Landry said then that his employees would only be able to do outside legal work in the future if they completed a case they had already taken on. But it was purely a change in policy, rather than the statute of the state which prohibits work outside the GA itself.
“This statute says that you cannot practice law and that you have to devote your full-time functions to being the attorney general,” Goyeneche said. “And according to Shane Guidry, he practices law and gives him legal advice. And even if Shane misinterprets this, to sit on this board he has to work a few hours a month. This means that he is not devoting his full-time efforts to being an attorney general.
Landry earns $ 110,000 as an attorney general. That means his gig at Harvey Gulf could pay almost as much as his job as the state’s chief law enforcement officer.
Landry also reported revenues of over $ 200,000 each of its staffing companies, UST Environmental Services and Evergreen Contractors. But while Landry’s disclosure made it clear that he was working for the money he receives from the attorney general’s office and Harvey Gulf, he described his other income as “dividends.”
The law can be vague about what constitutes “the practice of law”. But a 2018 opinion from the Landry office The president of the parish of Lafourche informed him that the statute of the state states that the practice of law includes “the advice or counsel of another person on secular law” if it is done “for a consideration, a monetary reward or benefit ”, directly or indirectly, in the present or in the future.
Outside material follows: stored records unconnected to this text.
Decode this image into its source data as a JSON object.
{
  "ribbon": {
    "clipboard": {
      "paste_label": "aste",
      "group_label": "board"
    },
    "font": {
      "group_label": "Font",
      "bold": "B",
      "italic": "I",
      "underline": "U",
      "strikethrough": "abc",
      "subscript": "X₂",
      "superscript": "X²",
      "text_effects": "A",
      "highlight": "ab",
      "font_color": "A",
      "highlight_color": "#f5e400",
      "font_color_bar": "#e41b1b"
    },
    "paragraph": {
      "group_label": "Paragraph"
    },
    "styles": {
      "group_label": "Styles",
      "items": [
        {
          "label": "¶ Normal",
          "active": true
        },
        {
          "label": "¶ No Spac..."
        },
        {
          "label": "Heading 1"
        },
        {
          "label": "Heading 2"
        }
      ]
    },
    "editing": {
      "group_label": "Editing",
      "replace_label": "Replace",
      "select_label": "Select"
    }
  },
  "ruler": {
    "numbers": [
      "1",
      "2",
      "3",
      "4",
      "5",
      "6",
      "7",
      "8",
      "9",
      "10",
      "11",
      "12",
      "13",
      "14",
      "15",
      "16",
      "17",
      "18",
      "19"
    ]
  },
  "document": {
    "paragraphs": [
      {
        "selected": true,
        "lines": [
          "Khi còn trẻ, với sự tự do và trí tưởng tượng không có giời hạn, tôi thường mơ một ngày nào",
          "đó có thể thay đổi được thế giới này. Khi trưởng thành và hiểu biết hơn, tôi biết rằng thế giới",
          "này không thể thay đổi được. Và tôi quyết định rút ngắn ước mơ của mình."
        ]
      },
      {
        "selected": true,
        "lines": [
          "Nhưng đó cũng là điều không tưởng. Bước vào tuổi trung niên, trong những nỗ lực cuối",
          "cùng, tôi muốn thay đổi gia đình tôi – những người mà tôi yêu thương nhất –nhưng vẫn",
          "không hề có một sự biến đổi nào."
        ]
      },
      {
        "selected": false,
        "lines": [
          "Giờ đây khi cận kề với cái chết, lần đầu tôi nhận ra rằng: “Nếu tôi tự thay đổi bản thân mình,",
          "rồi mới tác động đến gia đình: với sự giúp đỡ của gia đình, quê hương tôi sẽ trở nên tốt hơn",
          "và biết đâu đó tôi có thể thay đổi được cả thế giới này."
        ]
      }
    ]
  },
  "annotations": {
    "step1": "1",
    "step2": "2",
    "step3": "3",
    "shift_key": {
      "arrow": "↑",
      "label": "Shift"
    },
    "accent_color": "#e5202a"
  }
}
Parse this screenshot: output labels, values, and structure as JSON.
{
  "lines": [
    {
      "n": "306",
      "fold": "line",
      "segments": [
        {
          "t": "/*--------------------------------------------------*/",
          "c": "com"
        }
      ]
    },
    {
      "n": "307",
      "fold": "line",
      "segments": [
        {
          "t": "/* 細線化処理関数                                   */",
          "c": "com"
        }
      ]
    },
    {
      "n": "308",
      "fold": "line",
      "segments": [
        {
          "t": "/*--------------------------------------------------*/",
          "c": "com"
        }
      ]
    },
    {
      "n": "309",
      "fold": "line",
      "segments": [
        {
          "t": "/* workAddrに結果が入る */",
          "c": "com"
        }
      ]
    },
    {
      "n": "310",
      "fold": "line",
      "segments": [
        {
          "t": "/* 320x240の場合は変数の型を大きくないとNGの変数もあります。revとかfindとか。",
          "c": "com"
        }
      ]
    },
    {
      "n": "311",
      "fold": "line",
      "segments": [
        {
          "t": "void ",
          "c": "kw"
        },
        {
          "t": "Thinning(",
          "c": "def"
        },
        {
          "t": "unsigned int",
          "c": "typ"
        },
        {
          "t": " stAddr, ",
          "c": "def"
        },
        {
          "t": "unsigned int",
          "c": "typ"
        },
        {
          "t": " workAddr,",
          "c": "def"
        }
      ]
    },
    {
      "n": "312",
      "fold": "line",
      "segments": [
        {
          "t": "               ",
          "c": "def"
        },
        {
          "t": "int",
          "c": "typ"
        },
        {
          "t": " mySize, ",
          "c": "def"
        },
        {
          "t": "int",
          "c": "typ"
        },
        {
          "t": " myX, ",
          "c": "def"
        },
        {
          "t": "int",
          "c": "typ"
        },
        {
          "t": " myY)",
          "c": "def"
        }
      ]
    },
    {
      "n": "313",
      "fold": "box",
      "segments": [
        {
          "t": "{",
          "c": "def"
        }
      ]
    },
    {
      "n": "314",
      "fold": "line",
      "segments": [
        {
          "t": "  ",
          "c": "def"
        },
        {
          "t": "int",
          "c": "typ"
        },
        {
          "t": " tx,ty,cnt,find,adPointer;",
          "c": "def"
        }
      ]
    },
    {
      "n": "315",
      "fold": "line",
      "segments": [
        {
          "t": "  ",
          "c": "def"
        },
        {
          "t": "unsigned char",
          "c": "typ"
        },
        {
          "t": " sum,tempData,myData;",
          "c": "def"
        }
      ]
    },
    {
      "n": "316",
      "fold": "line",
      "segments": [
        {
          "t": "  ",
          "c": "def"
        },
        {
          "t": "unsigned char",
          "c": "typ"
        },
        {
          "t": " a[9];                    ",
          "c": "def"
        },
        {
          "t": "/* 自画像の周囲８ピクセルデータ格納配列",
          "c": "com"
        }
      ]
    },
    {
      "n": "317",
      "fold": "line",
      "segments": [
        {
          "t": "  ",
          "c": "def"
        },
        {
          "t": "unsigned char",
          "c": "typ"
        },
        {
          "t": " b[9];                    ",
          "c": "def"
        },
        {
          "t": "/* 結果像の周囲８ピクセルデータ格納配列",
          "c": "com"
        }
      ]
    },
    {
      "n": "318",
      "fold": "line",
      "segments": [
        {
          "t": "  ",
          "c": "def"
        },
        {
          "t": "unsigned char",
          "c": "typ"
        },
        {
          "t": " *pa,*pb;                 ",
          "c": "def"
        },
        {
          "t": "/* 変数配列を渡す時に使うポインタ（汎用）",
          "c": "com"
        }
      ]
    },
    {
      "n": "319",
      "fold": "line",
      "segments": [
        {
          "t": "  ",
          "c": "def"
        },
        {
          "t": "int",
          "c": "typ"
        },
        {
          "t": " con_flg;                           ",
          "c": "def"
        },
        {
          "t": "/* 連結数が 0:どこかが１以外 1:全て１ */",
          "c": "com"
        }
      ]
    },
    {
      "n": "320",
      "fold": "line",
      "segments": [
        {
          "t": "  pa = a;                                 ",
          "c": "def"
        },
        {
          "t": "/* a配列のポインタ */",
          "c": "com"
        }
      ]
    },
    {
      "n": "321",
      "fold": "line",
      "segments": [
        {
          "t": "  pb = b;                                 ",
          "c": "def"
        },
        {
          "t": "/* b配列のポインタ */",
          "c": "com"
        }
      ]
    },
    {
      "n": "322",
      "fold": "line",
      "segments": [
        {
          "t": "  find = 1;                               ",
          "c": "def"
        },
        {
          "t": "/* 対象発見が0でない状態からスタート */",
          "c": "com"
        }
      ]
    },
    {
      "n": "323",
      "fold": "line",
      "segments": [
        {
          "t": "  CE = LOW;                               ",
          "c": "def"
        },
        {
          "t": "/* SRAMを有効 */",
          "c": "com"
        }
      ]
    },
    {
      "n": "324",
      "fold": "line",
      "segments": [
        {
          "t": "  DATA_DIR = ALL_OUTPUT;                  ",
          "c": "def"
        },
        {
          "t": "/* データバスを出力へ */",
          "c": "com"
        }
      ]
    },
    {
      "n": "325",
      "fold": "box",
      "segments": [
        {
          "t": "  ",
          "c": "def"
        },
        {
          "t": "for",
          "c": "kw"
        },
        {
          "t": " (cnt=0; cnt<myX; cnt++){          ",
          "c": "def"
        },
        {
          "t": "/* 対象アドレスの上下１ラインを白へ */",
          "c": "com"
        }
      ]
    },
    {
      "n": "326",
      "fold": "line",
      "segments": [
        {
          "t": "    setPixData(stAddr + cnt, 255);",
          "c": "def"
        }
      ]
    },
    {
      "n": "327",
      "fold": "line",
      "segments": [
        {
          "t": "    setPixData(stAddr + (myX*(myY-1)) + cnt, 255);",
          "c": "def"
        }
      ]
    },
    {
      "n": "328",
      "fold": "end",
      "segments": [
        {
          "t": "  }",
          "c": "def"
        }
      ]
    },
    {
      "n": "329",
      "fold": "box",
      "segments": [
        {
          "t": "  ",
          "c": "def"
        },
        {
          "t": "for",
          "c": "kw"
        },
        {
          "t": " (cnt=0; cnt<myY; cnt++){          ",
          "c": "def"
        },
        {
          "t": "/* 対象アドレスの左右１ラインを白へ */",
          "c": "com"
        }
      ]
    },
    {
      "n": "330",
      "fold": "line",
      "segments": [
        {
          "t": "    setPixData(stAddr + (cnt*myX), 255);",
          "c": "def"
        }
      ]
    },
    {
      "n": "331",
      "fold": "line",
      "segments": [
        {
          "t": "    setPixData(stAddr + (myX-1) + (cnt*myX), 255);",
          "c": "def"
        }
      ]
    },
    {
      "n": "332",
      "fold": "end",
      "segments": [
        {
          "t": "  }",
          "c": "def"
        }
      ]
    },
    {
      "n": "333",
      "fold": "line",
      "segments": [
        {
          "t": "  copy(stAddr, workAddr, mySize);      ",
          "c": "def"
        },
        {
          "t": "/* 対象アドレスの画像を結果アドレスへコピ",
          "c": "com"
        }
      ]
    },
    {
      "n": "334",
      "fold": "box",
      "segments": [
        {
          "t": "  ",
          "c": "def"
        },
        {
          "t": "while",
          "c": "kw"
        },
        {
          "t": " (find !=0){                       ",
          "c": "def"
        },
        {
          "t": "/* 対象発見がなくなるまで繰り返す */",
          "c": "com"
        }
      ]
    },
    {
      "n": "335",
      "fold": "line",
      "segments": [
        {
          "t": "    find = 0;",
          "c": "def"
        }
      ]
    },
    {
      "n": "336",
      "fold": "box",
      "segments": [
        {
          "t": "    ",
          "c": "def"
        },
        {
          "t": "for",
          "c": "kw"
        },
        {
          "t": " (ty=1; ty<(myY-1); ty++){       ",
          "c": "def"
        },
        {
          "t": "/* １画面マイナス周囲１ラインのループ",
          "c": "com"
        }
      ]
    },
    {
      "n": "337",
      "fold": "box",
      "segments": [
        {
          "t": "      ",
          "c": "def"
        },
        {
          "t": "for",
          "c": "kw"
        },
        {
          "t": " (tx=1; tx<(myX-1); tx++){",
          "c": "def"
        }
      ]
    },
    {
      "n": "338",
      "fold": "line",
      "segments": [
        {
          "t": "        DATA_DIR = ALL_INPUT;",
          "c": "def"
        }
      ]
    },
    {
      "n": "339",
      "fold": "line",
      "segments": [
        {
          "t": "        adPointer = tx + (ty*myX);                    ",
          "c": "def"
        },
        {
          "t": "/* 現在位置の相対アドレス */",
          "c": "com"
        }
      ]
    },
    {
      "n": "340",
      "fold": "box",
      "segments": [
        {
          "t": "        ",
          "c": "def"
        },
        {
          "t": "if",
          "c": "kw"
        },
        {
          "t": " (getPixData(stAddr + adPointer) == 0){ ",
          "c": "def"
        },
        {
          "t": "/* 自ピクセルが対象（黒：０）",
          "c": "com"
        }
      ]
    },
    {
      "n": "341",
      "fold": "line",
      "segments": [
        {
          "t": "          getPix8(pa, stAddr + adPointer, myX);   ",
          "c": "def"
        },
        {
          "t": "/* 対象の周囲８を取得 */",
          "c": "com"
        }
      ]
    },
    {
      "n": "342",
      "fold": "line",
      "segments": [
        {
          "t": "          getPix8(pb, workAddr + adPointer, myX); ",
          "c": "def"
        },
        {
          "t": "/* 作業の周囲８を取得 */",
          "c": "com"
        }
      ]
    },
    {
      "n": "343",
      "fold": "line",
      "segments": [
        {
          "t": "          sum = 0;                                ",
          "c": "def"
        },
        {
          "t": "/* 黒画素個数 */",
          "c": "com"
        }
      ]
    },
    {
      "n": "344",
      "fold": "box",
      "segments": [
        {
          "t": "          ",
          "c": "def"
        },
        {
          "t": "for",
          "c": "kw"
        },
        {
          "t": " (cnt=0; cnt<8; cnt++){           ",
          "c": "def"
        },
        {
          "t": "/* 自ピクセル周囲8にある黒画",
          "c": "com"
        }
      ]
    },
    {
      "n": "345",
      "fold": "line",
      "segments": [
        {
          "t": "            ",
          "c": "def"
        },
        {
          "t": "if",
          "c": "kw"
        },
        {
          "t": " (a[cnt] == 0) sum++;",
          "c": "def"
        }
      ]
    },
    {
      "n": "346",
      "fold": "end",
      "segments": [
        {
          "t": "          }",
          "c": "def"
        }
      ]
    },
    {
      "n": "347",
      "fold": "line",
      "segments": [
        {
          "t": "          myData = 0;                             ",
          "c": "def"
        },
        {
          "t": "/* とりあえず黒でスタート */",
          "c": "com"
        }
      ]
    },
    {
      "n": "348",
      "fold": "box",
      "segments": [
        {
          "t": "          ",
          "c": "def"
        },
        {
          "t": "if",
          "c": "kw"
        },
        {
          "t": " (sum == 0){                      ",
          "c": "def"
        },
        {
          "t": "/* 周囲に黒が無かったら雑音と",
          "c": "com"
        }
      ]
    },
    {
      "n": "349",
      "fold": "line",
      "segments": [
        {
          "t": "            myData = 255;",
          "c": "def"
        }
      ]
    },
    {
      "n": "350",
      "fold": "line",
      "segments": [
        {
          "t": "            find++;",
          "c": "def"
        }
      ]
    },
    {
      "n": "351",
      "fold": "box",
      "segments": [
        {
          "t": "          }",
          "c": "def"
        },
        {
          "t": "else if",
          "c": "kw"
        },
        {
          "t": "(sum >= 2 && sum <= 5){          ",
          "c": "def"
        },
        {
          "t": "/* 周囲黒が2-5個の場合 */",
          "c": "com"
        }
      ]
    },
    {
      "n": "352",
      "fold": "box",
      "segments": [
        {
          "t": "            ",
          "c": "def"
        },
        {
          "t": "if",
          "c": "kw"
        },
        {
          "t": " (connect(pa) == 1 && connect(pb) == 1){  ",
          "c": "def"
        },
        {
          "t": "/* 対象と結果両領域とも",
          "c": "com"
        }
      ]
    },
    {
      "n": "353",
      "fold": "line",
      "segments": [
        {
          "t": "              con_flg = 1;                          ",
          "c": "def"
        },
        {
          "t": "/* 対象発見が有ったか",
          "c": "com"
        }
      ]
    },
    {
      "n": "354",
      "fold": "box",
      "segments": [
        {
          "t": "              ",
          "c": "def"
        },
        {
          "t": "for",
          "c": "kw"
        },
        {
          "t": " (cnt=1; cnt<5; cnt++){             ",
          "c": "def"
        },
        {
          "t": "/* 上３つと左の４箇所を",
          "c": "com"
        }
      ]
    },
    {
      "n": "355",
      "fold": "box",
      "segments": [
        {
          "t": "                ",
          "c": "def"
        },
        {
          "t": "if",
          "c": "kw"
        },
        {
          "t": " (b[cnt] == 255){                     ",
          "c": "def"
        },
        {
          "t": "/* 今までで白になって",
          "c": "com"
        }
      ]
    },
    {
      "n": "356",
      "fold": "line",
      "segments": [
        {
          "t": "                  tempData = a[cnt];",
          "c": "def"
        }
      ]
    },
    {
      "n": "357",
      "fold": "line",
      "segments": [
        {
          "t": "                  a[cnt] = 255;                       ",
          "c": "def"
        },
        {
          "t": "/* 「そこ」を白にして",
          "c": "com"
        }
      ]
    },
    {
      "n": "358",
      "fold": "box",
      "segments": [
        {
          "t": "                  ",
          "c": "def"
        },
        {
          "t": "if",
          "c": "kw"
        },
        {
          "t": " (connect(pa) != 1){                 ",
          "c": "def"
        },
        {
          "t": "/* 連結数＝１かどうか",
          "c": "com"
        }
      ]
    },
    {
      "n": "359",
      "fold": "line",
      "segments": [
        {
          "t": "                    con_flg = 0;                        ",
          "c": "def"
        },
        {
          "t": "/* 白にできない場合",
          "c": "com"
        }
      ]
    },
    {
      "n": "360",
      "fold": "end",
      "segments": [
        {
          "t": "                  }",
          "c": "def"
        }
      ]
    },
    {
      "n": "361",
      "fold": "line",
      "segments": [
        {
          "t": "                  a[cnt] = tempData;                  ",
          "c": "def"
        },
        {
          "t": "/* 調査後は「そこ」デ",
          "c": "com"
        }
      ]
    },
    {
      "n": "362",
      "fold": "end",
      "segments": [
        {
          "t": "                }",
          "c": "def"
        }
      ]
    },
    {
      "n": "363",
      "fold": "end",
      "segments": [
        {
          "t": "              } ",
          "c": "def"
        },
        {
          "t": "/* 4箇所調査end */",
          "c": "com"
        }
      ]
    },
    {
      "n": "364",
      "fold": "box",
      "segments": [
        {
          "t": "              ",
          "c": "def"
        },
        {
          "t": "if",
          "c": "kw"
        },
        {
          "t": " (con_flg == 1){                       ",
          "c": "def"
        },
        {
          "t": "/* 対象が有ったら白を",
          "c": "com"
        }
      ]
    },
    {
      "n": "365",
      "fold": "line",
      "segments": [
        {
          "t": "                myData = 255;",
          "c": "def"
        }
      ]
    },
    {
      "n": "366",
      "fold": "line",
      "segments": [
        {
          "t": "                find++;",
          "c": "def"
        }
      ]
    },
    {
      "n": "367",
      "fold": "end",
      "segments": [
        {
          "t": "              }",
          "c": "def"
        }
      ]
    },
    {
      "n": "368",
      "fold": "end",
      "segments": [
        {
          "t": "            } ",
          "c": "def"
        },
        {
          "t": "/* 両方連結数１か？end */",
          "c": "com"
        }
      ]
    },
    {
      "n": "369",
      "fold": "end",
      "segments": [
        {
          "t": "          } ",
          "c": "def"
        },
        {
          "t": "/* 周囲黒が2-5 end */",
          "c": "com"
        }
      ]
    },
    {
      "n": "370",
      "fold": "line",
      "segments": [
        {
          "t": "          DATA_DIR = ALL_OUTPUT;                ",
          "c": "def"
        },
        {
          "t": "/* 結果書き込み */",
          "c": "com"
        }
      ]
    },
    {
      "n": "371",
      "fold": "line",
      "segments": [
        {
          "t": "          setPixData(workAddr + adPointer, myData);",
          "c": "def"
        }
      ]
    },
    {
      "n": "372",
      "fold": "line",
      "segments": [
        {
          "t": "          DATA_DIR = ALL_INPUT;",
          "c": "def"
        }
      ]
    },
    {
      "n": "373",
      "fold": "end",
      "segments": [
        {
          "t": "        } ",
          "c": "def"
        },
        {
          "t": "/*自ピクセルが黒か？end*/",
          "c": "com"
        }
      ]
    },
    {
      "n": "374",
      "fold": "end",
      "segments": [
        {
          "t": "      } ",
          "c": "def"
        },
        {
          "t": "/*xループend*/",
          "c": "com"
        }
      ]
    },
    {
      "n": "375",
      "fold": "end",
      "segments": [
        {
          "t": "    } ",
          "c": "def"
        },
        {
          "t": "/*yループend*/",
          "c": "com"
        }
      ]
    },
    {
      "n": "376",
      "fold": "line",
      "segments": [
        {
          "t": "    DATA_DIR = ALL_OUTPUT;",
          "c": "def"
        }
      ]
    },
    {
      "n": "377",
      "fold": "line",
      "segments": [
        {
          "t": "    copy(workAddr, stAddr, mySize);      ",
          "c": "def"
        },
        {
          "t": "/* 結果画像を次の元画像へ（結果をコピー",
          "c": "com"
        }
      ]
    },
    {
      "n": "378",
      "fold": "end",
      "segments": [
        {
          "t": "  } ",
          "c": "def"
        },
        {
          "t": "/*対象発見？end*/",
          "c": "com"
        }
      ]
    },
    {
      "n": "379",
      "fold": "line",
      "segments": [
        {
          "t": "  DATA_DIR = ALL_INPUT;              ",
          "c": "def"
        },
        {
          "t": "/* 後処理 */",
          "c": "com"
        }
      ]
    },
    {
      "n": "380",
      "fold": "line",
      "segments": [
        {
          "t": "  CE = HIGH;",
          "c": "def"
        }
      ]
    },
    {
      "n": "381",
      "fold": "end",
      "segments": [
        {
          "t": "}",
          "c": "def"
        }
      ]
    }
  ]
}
Elizabeth Carter, a professor at LSU’s Paul M. Hebert Law Center, which advises lawyers on ethical issues, said it was pretty clear. “Louisiana law prohibits the attorney general from engaging in the private practice of law and requires him to devote all of his time to serving the state as attorney general,” she said.
Carter, who stressed that she was not speaking on behalf of LSU, added: “Mr. Landry’s financial disclosure and your previous reports indicate that he is paid over $ 50,000 per year to provide advice relating to the Corrupt Practices Abroad Act, ”she added. “While Mr. Guidry’s statements in your previous report accurately describe Mr. Landry’s role, it certainly appears that Mr. Landry’s position as a member of the board of directors violates the spirit of the Louisiana Revised Statute 49 : 256.
Landry has sought to reassure the public that his work at Harvey Gulf is kosher. His bio on the company’s website states that he “serves on the Harvey Gulf Board in a purely personal capacity and outside of his work and efforts on behalf of the State of Louisiana. In accordance with the highest ethical and moral standards, the service of Landry’s board of directors is separate from his official functions.
Caldwell disputes that such independence is possible.
“It’s ridiculous for anyone to sit on a board as an attorney general like that – it’s very, very problematic and probably unethical to have that happen,” Caldwell said. “There is too much distorted influence to sit on a board like this in a representative capacity.”